** Exercise goal **
I would like every line of the records below that contains the word "first" copied.

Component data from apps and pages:
-----
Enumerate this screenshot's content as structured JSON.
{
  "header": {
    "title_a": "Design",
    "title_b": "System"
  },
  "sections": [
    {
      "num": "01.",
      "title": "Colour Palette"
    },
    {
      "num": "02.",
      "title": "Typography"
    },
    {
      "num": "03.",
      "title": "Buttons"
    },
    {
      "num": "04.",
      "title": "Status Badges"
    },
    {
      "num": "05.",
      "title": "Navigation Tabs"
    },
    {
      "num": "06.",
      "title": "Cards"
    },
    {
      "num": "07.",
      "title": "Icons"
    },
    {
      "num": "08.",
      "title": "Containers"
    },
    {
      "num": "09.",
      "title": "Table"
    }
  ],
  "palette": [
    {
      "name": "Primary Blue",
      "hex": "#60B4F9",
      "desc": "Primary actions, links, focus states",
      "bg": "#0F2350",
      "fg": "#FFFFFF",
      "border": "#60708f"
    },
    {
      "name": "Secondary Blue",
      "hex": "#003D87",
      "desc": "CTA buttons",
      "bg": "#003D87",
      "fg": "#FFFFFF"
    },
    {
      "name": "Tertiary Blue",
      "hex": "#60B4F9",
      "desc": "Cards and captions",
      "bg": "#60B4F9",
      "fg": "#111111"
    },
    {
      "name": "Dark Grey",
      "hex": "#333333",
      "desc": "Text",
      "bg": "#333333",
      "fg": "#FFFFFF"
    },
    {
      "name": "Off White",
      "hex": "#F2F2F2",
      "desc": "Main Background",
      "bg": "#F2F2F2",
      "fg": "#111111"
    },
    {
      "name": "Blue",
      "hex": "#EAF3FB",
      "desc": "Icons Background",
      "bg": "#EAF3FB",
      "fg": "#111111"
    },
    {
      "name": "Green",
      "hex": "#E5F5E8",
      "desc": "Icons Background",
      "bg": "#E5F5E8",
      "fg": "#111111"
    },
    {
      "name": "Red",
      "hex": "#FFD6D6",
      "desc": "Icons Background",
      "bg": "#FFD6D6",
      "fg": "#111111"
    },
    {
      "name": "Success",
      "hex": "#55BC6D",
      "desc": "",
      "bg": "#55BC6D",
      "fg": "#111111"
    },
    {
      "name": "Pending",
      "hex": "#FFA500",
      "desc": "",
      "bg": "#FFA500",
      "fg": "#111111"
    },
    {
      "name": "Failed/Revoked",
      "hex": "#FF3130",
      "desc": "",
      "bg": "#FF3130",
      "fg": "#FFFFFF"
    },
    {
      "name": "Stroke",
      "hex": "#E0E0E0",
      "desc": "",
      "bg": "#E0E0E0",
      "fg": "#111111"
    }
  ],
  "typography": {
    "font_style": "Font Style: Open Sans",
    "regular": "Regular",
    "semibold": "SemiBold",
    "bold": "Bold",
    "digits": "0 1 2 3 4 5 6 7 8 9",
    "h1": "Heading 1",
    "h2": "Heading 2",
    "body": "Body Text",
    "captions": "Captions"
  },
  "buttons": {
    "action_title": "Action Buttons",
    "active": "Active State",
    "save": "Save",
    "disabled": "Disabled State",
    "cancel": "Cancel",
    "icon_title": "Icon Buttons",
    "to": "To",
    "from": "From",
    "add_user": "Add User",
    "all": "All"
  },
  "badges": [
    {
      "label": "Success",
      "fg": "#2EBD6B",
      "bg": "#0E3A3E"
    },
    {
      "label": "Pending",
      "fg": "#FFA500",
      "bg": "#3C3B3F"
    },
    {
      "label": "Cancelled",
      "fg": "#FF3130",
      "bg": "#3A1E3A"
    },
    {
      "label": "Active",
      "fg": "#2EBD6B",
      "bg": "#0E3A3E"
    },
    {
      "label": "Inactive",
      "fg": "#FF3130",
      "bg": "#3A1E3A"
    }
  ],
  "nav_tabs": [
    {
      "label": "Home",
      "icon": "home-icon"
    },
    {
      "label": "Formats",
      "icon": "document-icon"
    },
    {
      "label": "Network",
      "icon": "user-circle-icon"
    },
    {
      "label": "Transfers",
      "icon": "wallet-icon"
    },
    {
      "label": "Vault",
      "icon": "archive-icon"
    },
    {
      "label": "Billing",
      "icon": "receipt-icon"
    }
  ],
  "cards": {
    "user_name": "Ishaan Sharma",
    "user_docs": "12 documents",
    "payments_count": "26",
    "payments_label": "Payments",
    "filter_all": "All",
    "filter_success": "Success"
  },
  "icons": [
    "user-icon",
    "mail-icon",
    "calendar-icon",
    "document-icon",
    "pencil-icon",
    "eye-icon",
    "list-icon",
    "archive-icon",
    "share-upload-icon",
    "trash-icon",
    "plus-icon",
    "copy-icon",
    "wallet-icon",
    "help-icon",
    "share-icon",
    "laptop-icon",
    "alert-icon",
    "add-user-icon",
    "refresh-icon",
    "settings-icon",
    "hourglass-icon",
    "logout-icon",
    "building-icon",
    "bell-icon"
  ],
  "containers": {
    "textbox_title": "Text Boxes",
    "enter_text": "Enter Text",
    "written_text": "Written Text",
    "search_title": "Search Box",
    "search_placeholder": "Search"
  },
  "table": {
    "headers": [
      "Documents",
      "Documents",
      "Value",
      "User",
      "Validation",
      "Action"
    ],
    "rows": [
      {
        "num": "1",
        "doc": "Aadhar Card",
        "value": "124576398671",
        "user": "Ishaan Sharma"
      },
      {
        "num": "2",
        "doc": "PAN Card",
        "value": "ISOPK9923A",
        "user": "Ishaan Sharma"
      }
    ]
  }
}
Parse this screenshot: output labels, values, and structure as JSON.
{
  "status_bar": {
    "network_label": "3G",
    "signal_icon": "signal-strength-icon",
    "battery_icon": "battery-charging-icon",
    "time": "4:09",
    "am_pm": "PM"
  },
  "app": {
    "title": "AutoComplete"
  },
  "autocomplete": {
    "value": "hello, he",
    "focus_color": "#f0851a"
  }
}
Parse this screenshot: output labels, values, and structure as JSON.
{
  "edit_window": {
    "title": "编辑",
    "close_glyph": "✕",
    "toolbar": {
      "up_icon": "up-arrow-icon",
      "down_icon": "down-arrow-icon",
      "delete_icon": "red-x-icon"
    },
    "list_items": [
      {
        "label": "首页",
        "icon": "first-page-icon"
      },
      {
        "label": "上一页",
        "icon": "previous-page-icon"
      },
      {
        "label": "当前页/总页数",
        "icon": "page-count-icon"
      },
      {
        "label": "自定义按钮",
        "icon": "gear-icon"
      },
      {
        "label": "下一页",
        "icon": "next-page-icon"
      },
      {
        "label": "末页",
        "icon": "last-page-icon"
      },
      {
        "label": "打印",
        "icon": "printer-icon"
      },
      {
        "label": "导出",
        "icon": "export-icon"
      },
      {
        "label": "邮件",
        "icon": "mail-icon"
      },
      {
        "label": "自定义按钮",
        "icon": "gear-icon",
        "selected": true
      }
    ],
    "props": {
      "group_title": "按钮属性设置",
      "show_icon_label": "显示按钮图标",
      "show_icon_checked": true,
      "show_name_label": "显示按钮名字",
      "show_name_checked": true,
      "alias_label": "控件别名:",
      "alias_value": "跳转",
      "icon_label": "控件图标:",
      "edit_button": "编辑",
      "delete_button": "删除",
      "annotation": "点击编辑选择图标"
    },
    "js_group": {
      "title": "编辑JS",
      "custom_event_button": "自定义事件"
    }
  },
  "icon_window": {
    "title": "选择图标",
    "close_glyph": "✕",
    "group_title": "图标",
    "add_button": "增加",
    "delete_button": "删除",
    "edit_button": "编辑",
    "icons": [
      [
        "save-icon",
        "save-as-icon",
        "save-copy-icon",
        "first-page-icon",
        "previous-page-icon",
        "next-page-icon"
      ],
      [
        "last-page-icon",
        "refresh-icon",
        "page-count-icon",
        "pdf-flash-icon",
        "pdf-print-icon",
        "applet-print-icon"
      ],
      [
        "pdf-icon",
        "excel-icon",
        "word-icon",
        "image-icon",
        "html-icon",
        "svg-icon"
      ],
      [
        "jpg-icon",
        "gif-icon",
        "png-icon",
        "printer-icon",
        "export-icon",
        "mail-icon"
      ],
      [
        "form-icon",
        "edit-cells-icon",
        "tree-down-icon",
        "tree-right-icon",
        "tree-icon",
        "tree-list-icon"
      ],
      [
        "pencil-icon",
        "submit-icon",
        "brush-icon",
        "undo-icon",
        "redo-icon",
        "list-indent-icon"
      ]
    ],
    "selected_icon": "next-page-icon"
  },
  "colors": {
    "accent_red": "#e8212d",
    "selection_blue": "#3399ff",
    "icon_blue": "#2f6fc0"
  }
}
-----
** Reply to the task **
        "icon": "first-page-icon"
        "first-page-icon",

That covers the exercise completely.